Price the LG V30 competitively with the Galaxy Note 8
If LG really wants to cut into Samsung’s vast customer base, it also needs to make sure its phones are priced to compete immediately. LG could cut the price of the V30 so it’s $100 to $150 lower than the price of the Galaxy Note 8 right from the start. If LG can launch the V30 with both a lower price and hardware that can match or exceed the Note 8’s, it will likely have a much bigger success than the G6 did when it went up against the Galaxy S8.
Offer the new two-year warranty that was just added to the G6
Last week, LG announced that new and current owners of the G6 in the US will be able to take advantage of the company’s newly revealed Second Year Promise Program. It extends the free limited warranty for the phone from one year to two years.
Offering that same Second Year Promise Program for the V30, and making it available worldwide instead of just the US, could be a huge selling phone for the upcoming phone as well. Adding an extra blanket of consumer security is a win-win in our book.
Launch the V30 worldwide at around the same time
One of the big problems with the release of the G6 was that LG decided to stagger its launch. The phone first became available in South Korea in early March, followed by a release in North America in early April, and a European launch later in that same month. If LG can get its shipping infrastructure together so that the V30 can launch worldwide on or around the same timeframe, that would certainly help its overall sales.
What do you think?

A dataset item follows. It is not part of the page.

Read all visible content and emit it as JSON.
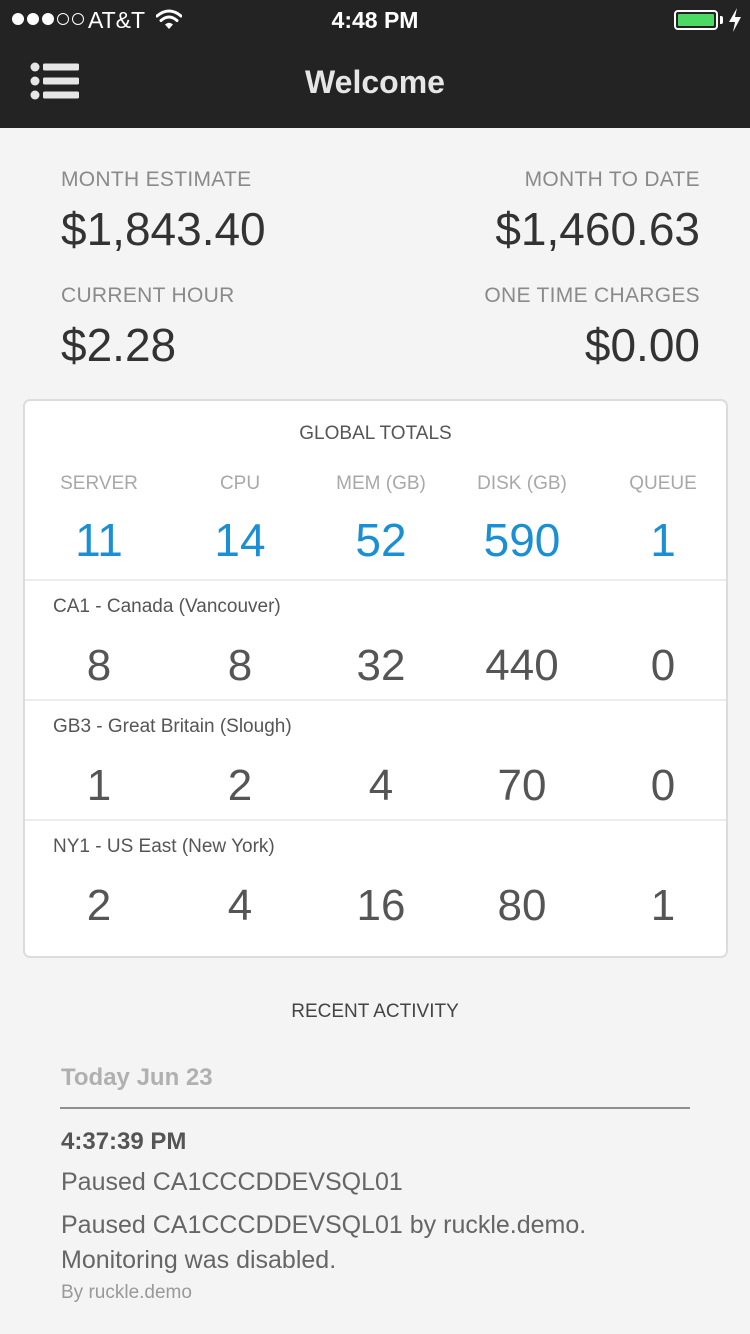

Of course, these are just our opinions on what we think the LG V30 needs to be successful, but we definitely want to hear from you. What features would you like to see included with the V30? Sound off in the comment section below.